Many here in Patterson, Ca may complain about the lack of shopping opportunities or things to do, but after 100 years, I think we're still better off than many places. And while we may not quite have our downtown theater, at least it doesn't sit unused.

Some parting images from Rhyolite

Here's some more in case you didn't get enough of the deserted mining town of Rhyolite Nv. Those that still frequent the area have instilled a sort of open air installation artistry, called the Goldwell Open Air Museum. These art pieces, some towering as high as 25 ft, are quite striking as you come up to them... anyways I'll let you see and decide for yourself.


don said...

A very interesting historical series in pictures and your comment which makes a fine case for maintaining the agricultural heritage. Fine post!

Debi Henson said...
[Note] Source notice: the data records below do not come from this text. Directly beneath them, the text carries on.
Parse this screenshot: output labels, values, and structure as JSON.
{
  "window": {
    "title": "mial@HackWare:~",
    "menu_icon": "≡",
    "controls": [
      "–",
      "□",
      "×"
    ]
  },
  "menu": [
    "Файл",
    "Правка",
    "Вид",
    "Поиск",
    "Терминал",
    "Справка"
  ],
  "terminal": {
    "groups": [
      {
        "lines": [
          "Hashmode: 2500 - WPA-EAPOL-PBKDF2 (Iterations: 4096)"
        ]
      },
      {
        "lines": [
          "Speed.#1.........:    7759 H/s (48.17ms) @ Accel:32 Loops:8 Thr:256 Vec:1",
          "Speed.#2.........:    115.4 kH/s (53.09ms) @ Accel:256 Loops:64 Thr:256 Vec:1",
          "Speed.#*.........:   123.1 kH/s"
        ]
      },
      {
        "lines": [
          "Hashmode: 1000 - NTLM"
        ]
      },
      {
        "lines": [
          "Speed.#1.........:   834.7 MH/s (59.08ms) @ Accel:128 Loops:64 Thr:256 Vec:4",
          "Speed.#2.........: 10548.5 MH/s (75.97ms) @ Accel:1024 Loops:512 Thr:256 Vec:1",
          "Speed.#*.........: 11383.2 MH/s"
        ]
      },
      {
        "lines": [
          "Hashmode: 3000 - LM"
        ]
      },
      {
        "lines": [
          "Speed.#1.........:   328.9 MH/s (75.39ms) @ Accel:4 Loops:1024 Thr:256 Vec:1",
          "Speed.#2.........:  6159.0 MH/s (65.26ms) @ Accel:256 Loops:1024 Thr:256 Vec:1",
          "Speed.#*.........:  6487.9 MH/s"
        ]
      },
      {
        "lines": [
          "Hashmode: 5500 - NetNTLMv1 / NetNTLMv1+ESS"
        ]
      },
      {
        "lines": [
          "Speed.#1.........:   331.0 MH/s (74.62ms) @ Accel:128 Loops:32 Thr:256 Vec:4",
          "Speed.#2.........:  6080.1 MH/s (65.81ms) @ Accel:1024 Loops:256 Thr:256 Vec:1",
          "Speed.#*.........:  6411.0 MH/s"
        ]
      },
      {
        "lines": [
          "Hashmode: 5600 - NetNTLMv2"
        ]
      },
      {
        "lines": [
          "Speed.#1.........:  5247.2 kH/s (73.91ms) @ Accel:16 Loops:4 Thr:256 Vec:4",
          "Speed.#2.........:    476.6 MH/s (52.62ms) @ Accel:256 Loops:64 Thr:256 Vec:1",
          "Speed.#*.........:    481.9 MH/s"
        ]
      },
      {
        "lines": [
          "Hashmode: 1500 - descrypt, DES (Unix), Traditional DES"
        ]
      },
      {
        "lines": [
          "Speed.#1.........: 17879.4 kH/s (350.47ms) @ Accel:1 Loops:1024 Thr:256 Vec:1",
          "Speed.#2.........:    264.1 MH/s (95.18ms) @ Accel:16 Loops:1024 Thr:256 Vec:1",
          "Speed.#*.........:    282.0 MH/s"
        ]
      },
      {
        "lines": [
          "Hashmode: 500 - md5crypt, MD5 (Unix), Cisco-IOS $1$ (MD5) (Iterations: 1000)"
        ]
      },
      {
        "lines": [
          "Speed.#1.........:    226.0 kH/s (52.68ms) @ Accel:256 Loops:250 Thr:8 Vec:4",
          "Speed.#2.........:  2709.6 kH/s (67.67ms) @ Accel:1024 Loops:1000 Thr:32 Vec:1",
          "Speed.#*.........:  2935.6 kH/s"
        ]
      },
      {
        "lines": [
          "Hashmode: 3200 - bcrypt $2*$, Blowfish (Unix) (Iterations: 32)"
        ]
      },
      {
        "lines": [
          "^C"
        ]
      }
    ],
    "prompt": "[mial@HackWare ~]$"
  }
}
Thank you Elias, for your post and comments, all of them. Although I am in favor of growing Patterson's retail, commercial and industrial economy, I also agree with you that it must be carefully planned so as not to upset what agricultural economy we have. It would be great to expand our nearby crops to include more consumer products that can be promoted at our Farmer's Market, and perhaps a permanent, enclosed location for it would attract more growers to sell direct. I still want that Wal-Mart, but would love to see downtown reborn and centered around a pedestrian-friendly atmosphere, with plazas, food and music year-round. Met you briefly at the Veterans Memorial, and hope to run into you again soon!